House Ways and Means Committee Chair Albay Rep. Joey Sarte Salceda said the “recalibrated” tax reform package now called Corporate Recovery and Tax Incentives for Enterprises Act could produce at least 1.1 million jobs in five years and trigger a V-shaped recovery for the country’s economy by next year.
Salceda, who is also co-chair of the Defeat COVID-19 Committee Stimulus Package, said the number of jobs by the passage of the CREATE bill WOULD be equivalent to half of the lower end of his estimates that 2.2 million to 4.4 million people who would be unemployed this year amid the Covid-19 pandemic.
“I think a good strategic objective would be to recover at least 50 percent of that this year; let’s recover at least 50 percent. That would go for something like 1.1 to 2.2 million jobs,” Salceda said in an interview recently.
The economist-lawmaker also added that the CREATE bill — formerly known as Corporate Income Tax and Incentives Rationalization Act or Citira — could contribute an additional 1.2 percent per year to the country’s GDP.
Salceda expressed optimism that the country can hit 8 % growth next year given the base effect.
The Cabinet-level Development Budget Coordination Committee is projecting the country’s economy to grow by 7.1 percent to 8.1 percent by 2021. For this year, the DBCC expects the economy to contract by 2 percent to 3.4 percent, in what could be the worst GDP situation since 1985’s 6.9 percent GDP contraction.
“I think we need CREATE in order to trigger a V-shaped recovery next year,” Salceda said adding that their colleagues have also expressed support to the bill, and that the measure could be passed soon.
The CITIRA bill was passed by the House of Representatives last year and is awaiting approval in the Senate. It has also been certified urgent by President Duterte in March.
Salceda reiterated that the House is willing to adopt the Senate version of the modified Citira to fast-track the approval of the measure as long as it is fiscally sound.
The CREATE seeks an outright cut in the country’s CIT rate from 30 percent to 25 percent, which is said to be “the first-ever revenue-eroding package proposed in the country”, having a CIT rate of 30 percent that is the highest in the region.
The proposal further offers more flexible incentives, with an immediate 5 percent income tax slash, after which the CIT will be reduced by 1 percent every year from 2023 to 2027 until it reaches the 20-percent mark.

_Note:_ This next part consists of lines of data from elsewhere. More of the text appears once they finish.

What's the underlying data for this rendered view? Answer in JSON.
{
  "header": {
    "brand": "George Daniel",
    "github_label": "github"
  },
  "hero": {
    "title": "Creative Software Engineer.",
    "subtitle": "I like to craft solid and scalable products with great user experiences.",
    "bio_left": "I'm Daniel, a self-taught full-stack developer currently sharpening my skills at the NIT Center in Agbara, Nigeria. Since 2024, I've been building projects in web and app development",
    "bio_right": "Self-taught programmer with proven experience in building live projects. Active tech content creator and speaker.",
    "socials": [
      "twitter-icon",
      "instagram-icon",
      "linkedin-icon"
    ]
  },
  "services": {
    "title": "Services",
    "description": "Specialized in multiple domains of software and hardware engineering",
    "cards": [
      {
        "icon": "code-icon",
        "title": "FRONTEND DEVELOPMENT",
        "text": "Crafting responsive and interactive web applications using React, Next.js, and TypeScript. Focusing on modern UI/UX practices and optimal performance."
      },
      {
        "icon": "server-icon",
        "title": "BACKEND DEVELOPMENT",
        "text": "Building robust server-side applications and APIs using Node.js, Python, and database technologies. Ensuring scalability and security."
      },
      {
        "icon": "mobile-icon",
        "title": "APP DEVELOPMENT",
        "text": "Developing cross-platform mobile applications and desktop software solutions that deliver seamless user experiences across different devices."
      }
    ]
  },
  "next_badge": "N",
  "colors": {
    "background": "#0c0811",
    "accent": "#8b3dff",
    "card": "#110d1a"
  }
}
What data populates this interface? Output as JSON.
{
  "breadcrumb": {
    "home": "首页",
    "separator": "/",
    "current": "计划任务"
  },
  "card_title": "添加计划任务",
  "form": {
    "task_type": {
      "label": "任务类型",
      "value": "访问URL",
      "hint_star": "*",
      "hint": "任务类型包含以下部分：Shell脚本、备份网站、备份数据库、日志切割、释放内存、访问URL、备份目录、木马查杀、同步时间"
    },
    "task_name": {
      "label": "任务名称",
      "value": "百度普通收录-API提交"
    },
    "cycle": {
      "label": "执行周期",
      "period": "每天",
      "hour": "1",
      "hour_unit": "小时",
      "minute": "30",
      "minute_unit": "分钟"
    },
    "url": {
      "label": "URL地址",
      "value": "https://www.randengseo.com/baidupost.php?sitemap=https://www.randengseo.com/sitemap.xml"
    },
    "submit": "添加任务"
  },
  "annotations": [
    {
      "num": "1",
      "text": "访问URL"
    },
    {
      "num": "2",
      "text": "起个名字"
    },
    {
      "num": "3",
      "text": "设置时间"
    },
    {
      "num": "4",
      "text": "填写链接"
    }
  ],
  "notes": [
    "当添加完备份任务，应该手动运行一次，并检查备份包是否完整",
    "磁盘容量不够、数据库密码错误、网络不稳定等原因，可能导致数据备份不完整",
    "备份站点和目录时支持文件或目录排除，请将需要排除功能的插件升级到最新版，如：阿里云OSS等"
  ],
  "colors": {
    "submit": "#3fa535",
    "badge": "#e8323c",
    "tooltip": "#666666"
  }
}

The government’s losses due to the reduction in CIT may reach at least P667 billion between 2020 and 2027, according to the Department of Finance.
With the outright cut in the CIT rate to 25 percent by July this year, the government is expecting revenue losses of P42 billion for this year, but nevertheless reflected as savings for small businesses in the country. Between 2021 and 2025, the government is projecting total revenue losses to reach P625 billion.
It also extends the net operating loss carryover (Nolco) for non-large taxpayers from the current three years to five years, which will be credited for losses incurred in 2020.
Several business groups have earlier expressed support to the drastic cut in the CIT rate to 25 percent this year.
The Makati Business Club also urged Congress for the swift passage of the bill to end two years of uncertainty for investors.
However, MBC urged the DOF and Congress to add five years to the sunset provisions in Citira for existing investors, and offer new investors at least 10 years, given the impact of Covid-19.
Under the CREATE bill, there will be a longer sunset transition period for firms currently enjoying the special rate of 5 percent on gross income earned incentive.
A transitory period of four years is being proposed for those companies enjoying the GIE incentive for more than 10 years, sunset period of five years for those enjoying the GIE incentive for five to 10 years, seven-year transition period for firms enjoying GIE below five years and nine-year sunset period for 100 percent exporters with at least 10,000 employment and footloose projects or activities.